Definitions and Examples of uncivil, rude, boorish
Learn when and how to use these words with these examples!
Not polite or courteous; impolite or discourteous.
His uncivil behavior towards his colleagues made him unpopular at work.
Lacking in manners or politeness; impolite or discourteous.
It's rude to interrupt someone when they're speaking.
Rough and bad-mannered; coarse or uncouth.
His boorish behavior at the party embarrassed his friends.
Key Differences: uncivil vs rude vs boorish
- 1Uncivil implies a lack of politeness or courtesy.
- 2Rude suggests a lack of manners or respect for others.
- 3Boorish describes behavior that is rough, coarse, or uncultured.
Effective Usage of uncivil, rude, boorish
- 1Social Situations: Use these antonyms to describe behavior that is impolite or disrespectful.
- 2Workplace Communication: Incorporate these words to describe unprofessional or inappropriate behavior.
- 3Writing: Utilize these antonyms in narratives to create characters with distinct personalities and behaviors.
The antonyms of courtly describe behavior that is impolite, disrespectful, or lacking in manners. Uncivil implies a lack of politeness, rude suggests a lack of manners or respect, and boorish describes behavior that is rough or uncultured.
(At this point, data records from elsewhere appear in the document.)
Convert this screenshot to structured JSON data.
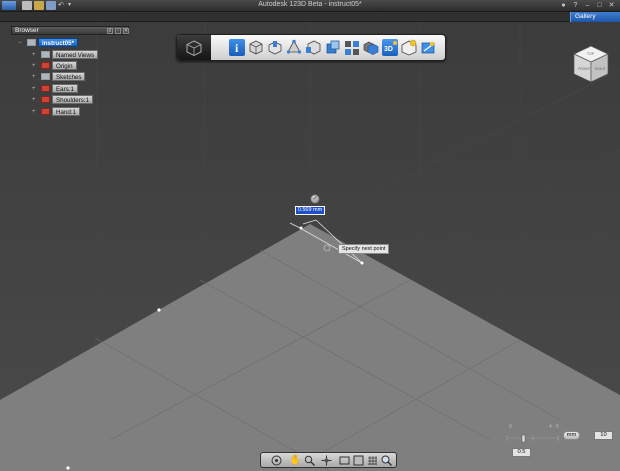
{
  "app": {
    "title": "Autodesk 123D Beta - instruct05*"
  },
  "gallery": {
    "label": "Gallery"
  },
  "browser": {
    "title": "Browser",
    "root": "instruct05*",
    "items": [
      {
        "label": "Named Views",
        "has_visibility": false
      },
      {
        "label": "Origin",
        "has_visibility": true
      },
      {
        "label": "Sketches",
        "has_visibility": false
      },
      {
        "label": "Ears:1",
        "has_visibility": true
      },
      {
        "label": "Shoulders:1",
        "has_visibility": true
      },
      {
        "label": "Hand:1",
        "has_visibility": true
      }
    ]
  },
  "toolbar": {
    "tools": [
      "info-icon",
      "primitive-box-icon",
      "sketch-icon",
      "construct-icon",
      "modify-icon",
      "pattern-icon",
      "grouping-icon",
      "combine-icon",
      "measure-icon",
      "text-3d-icon",
      "material-icon"
    ]
  },
  "dimension": {
    "value": "0.569 mm",
    "tooltip": "Specify next point"
  },
  "units": {
    "unit": "mm",
    "grid_size": "10",
    "snap": "0.5",
    "tick_left": "0",
    "tick_right": "4 : 5"
  },
  "colors": {
    "accent": "#1e5fc0",
    "viewport_bg": "#3a3a3a",
    "ground": "#808080"
  }
}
Use these words to describe social situations, workplace communication, or to create characters with distinct personalities and behaviors in writing.